I assumed all the holiday house fires were due to Christmas decorations, yule logs and twinkle lights gone wrong. Apparently, a deep fried turkey is the culprit in many cases.
Both FEMA and the USFA have lots of tips to keep your family and home safe.
* Make sure you have smoke alarms on every level of your home, outside each sleeping area, and in every bedroom. Test smoke alarms monthly and replace them if they are 10 years old or older.
* Keep a close watch on your cooking. You should never leave cooking food unattended.
* Keep food packaging and other combustibles away from burners and heat sources.
* Heat cooking oil slowly and watch it closely; it can ignite quickly.
* Don’t wear loose sleeves while working over hot stove burners – they can melt, ignite or catch on handles of pots and pans spilling hot oil and other liquids.
* Have a “kid-free zone” of at least three-feet around the stove and areas where hot foods or drinks are prepared or carried.
* Keep a lid nearby to smother small grease fires. Smother the fire by sliding the lid over the pan and turn off the stovetop. Leave the pan covered until it is completely cool.
Deep-fried turkey has quickly grown in popularity but safety experts are concerned that backyard chefs may be sacrificing fire safety for good taste.
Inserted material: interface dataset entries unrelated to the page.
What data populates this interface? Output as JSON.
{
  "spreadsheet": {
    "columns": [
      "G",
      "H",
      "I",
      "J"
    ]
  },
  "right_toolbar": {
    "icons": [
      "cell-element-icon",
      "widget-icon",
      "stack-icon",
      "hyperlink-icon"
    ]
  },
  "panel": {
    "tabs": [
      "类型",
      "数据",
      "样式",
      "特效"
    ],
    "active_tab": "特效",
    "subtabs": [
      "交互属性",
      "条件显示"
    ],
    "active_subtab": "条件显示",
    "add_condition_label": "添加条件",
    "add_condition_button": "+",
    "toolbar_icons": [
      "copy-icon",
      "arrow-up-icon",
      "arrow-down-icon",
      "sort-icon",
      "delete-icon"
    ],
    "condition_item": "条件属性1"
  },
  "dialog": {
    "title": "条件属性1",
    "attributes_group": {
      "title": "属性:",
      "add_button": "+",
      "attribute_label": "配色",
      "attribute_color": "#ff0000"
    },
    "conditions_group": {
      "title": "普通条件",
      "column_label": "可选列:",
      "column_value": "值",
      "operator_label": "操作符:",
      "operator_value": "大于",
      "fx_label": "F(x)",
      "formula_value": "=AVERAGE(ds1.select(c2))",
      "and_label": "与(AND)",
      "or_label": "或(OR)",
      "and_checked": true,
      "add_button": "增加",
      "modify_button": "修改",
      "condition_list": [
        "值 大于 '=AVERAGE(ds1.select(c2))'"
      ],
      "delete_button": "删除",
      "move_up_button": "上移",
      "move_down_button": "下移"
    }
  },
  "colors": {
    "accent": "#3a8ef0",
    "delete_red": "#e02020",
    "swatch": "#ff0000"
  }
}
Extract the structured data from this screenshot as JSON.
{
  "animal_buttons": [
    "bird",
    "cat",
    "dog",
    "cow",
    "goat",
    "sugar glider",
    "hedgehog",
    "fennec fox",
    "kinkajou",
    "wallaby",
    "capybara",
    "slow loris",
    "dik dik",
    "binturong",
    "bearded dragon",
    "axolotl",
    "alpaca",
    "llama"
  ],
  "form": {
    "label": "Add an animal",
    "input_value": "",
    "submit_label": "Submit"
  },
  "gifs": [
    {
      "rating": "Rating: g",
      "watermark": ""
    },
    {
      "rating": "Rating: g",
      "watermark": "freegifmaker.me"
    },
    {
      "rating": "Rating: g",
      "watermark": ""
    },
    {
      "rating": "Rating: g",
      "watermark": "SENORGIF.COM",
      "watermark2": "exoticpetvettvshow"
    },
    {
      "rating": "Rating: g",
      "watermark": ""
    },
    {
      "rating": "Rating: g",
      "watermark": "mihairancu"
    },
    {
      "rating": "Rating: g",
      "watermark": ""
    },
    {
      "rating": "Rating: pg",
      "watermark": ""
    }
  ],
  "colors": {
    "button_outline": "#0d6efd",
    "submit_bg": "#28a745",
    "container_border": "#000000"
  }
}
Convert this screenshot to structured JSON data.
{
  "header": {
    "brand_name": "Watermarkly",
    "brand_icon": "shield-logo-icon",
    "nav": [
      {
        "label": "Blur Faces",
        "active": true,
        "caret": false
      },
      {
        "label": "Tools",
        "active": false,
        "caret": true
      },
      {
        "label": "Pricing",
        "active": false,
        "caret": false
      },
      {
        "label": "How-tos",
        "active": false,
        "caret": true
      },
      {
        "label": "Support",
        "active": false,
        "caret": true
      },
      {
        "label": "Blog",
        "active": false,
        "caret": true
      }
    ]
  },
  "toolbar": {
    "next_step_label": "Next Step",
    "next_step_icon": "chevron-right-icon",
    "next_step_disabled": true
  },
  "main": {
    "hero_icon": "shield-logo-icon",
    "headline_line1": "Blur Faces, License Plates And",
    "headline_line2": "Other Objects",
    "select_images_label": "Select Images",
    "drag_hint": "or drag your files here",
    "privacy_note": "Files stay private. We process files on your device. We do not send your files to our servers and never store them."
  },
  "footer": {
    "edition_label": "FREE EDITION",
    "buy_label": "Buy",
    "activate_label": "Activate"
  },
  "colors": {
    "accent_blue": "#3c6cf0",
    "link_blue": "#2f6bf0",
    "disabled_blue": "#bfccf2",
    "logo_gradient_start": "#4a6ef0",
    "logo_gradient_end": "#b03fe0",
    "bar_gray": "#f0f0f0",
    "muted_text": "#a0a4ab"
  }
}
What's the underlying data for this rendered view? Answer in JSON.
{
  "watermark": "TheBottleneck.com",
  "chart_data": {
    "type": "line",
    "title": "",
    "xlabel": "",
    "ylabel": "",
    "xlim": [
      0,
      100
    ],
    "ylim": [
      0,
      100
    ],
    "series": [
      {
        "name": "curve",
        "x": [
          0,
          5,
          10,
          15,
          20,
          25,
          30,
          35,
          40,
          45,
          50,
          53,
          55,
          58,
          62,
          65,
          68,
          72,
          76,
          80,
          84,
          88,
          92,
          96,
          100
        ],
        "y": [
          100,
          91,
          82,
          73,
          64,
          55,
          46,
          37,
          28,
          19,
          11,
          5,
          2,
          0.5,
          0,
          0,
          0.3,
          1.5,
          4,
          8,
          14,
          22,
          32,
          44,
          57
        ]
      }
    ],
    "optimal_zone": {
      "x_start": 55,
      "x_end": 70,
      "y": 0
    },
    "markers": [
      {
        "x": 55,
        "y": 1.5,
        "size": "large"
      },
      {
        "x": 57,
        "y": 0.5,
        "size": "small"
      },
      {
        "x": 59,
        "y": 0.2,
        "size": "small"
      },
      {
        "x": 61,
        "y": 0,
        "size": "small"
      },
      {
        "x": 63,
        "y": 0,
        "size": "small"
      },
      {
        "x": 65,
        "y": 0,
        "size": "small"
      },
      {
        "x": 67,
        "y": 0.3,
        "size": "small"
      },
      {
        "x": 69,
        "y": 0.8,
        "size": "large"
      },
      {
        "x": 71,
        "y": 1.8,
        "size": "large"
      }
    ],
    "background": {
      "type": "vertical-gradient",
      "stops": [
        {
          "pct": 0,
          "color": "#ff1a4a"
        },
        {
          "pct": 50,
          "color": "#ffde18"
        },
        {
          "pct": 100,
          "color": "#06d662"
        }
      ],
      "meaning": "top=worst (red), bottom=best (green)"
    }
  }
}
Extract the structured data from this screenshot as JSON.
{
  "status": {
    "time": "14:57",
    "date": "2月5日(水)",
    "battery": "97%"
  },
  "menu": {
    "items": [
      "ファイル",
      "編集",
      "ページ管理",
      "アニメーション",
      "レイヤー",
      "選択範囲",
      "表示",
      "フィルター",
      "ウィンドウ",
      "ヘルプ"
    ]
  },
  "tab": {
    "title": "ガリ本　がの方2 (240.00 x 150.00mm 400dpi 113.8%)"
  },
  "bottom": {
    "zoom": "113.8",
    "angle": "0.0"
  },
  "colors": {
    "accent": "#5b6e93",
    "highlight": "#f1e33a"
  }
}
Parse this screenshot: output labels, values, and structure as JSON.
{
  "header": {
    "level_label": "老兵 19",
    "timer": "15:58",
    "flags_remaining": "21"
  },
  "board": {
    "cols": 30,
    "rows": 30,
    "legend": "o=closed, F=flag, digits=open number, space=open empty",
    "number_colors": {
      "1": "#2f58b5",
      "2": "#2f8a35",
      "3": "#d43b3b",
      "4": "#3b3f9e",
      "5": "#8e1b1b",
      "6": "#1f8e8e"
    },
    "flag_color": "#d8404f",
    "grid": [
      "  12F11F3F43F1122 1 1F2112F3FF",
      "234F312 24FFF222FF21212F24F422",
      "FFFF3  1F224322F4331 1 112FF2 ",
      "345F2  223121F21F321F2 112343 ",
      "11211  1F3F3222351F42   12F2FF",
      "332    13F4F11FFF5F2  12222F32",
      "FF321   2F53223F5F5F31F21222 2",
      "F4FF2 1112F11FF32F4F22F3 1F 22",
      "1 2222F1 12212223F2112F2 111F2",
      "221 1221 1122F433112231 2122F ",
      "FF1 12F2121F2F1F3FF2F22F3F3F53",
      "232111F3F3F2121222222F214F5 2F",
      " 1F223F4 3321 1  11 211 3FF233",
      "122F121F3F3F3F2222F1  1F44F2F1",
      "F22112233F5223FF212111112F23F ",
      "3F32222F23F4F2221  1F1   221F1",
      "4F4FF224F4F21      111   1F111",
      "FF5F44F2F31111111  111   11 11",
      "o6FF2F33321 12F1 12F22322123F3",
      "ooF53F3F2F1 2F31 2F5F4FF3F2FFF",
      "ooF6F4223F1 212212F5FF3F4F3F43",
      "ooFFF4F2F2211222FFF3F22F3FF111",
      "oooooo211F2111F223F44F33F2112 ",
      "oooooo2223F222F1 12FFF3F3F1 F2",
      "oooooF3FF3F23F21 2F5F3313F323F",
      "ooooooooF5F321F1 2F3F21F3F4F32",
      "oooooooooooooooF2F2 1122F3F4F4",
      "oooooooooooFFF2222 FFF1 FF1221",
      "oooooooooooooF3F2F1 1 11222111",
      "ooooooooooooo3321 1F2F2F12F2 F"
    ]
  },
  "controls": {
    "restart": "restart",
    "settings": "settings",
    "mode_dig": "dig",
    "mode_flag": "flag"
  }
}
If you absolutely must use a turkey fryer, please use the following tips:
* Turkey fryers should always be used outdoors a safe distance from buildings and any other flammable materials.
* Never use turkey fryers in a garage or on a wooden deck.
* Make sure the fryers are used on a flat surface to reduce accidental tipping.
* Never leave the fryer unattended. Most units do not have thermostat controls. If you do not watch the fryer carefully, the oil will continue to heat until it catches fire.
* Never let children or pets near the fryer even if it is not in use. The oil inside the cooking pot can remain dangerously hot hours after use.
* To avoid oil spillover, do not overfill the fryer.
* Use well-insulated potholders or oven mitts when touching pot or lid handles. If possible, wear safety goggles to protect your eyes from oil splatter.
* Make sure the turkey is completely thawed and be careful with marinades. Oil and water do not mix, and water causes oil to spill over, which can spark a fire or even an explosion hazard.
* The National Turkey Federation (NTF) recommends thawing the turkey in the refrigerator approximately 24 hours for every five pounds in weight.
* Keep an all-purpose fire extinguisher nearby. Never use water to extinguish a grease fire. If the fire is manageable, use your all-purpose fire extinguisher. If the fire increases, immediately call the fire department for help.
For more ideas, check out this funny video: